EXERCISE BRIEF
From the entries provided below, copy each line that contains the word "avatar".

(Web page and app entries)
╔══
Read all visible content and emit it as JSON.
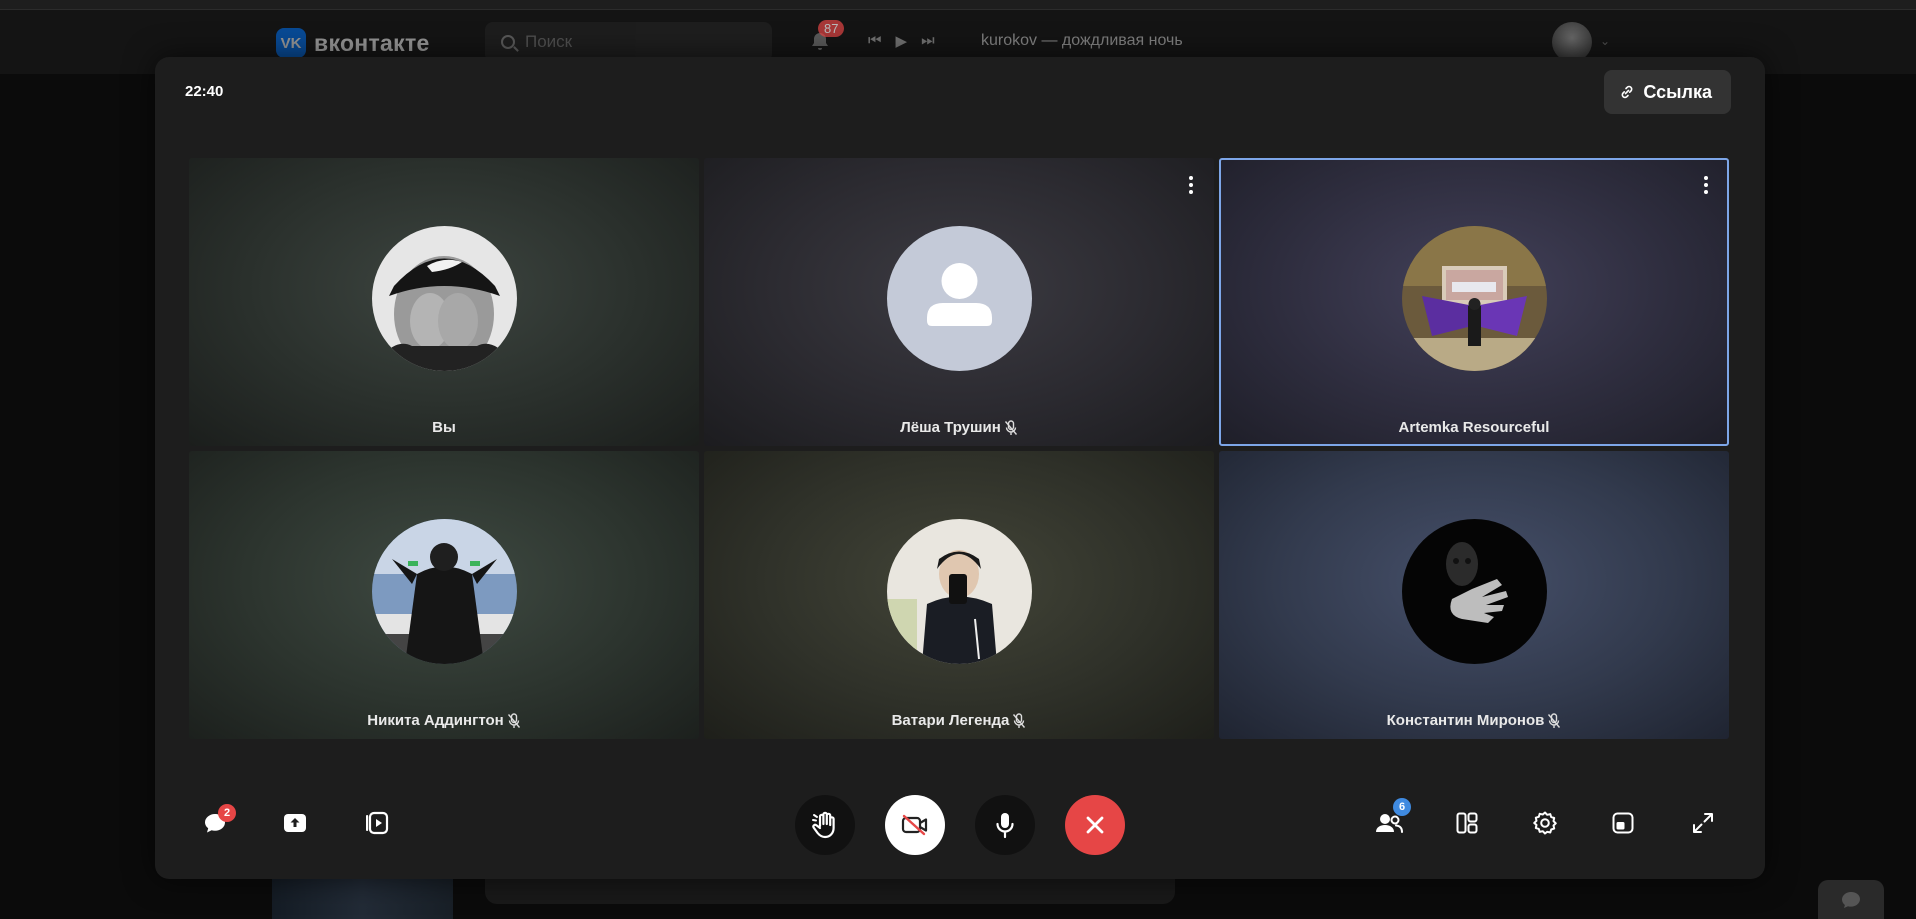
{
  "background": {
    "logo_text": "вконтакте",
    "logo_mark": "VK",
    "search_placeholder": "Поиск",
    "notifications_count": "87",
    "now_playing": "kurokov — дождливая ночь"
  },
  "call": {
    "time": "22:40",
    "link_label": "Ссылка",
    "participants": [
      {
        "name": "Вы",
        "mic_muted": false,
        "has_menu": false,
        "active": false,
        "avatar": "photo-nike-cap"
      },
      {
        "name": "Лёша Трушин",
        "mic_muted": true,
        "has_menu": true,
        "active": false,
        "avatar": "default-person-icon"
      },
      {
        "name": "Artemka Resourceful",
        "mic_muted": false,
        "has_menu": true,
        "active": true,
        "avatar": "photo-winged-figure"
      },
      {
        "name": "Никита Аддингтон",
        "mic_muted": true,
        "has_menu": false,
        "active": false,
        "avatar": "photo-dark-hoodie"
      },
      {
        "name": "Ватари Легенда",
        "mic_muted": true,
        "has_menu": false,
        "active": false,
        "avatar": "photo-mirror-selfie"
      },
      {
        "name": "Константин Миронов",
        "mic_muted": true,
        "has_menu": false,
        "active": false,
        "avatar": "photo-dark-hand"
      }
    ],
    "toolbar": {
      "chat_badge": "2",
      "participants_badge": "6"
    }
  },
  "colors": {
    "accent_blue": "#0077ff",
    "active_tile_border": "#7da6e8",
    "end_call_red": "#e64646",
    "badge_red": "#e64646",
    "badge_blue": "#3f8ae0"
  }
}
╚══
OUTPUT OF THE EXERCISE
        "avatar": "photo-nike-cap"
        "avatar": "default-person-icon"
        "avatar": "photo-winged-figure"
        "avatar": "photo-dark-hoodie"
        "avatar": "photo-mirror-selfie"
        "avatar": "photo-dark-hand"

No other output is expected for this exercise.